Early Docks One of the very first docks on the waterfront, the Ocean Dock was built by the Fairhaven Land Company in 1890 to serve local lumber interests. This was followed by the Sehome Wharf at the foot of Dock Street (now Cornwall Avenue), located south of where the city would later build the Municipal Dock in 1918. Other docks included the mile-long Colony Wharf (1883), the G Street Wharf (1897), and the cooperatively owned and operated Citizens Dock (1913).
Poor Planning & Sporadic Growth By 1920, the waterfront was crowded with a confusing array of docks belonging to everything from private lumber mills and shipyards to local canneries. Bellingham, like so many new towns in the Pacific Northwest, was indelibly marked by its past of uncoordinated speculation and development.

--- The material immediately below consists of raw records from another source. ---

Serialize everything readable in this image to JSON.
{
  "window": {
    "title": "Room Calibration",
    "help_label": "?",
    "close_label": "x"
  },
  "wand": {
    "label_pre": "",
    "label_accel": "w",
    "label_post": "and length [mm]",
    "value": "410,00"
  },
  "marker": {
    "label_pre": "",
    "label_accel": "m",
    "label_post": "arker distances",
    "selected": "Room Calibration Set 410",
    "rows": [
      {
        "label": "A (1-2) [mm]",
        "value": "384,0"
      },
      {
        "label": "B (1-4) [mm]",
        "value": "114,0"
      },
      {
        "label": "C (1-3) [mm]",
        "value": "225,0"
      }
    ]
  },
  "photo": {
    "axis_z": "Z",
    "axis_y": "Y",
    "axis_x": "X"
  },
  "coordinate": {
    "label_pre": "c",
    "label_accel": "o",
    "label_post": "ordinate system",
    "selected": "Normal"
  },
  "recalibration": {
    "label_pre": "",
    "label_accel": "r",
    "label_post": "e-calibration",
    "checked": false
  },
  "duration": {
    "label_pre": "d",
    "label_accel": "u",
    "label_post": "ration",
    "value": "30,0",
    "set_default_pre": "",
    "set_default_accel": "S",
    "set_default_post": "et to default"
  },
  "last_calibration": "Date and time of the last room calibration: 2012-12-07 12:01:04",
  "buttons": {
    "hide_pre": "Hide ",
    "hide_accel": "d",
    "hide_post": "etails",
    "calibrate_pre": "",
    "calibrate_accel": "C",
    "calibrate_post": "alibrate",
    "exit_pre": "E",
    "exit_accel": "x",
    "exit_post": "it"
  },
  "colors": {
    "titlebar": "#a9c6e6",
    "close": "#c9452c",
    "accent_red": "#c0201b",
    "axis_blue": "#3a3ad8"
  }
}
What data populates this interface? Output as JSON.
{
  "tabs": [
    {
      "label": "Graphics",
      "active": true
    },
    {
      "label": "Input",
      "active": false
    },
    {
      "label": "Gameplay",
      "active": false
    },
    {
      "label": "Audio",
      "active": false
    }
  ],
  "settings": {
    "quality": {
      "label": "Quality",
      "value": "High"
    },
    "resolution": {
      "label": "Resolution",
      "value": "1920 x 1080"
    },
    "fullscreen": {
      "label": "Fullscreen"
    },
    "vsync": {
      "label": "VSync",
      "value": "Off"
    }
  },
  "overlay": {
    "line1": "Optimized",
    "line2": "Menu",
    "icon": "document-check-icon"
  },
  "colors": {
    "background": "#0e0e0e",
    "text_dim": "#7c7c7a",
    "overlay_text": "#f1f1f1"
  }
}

As George Hunsby, Fairhaven resident from 1910 until his passing in 1996, once recalled, upon first moving to Fairhaven in the early 20th century, the streets “had been [laid] out by the various land plat developers,” and “as a result of the lack of cooperation among certain real estate promoters” as well as poor city planning, the streets were of varying widths and angles throughout the city. Like Bellingham, the early waterfront was marked by its sporadic, unplanned, and uncoordinated growth.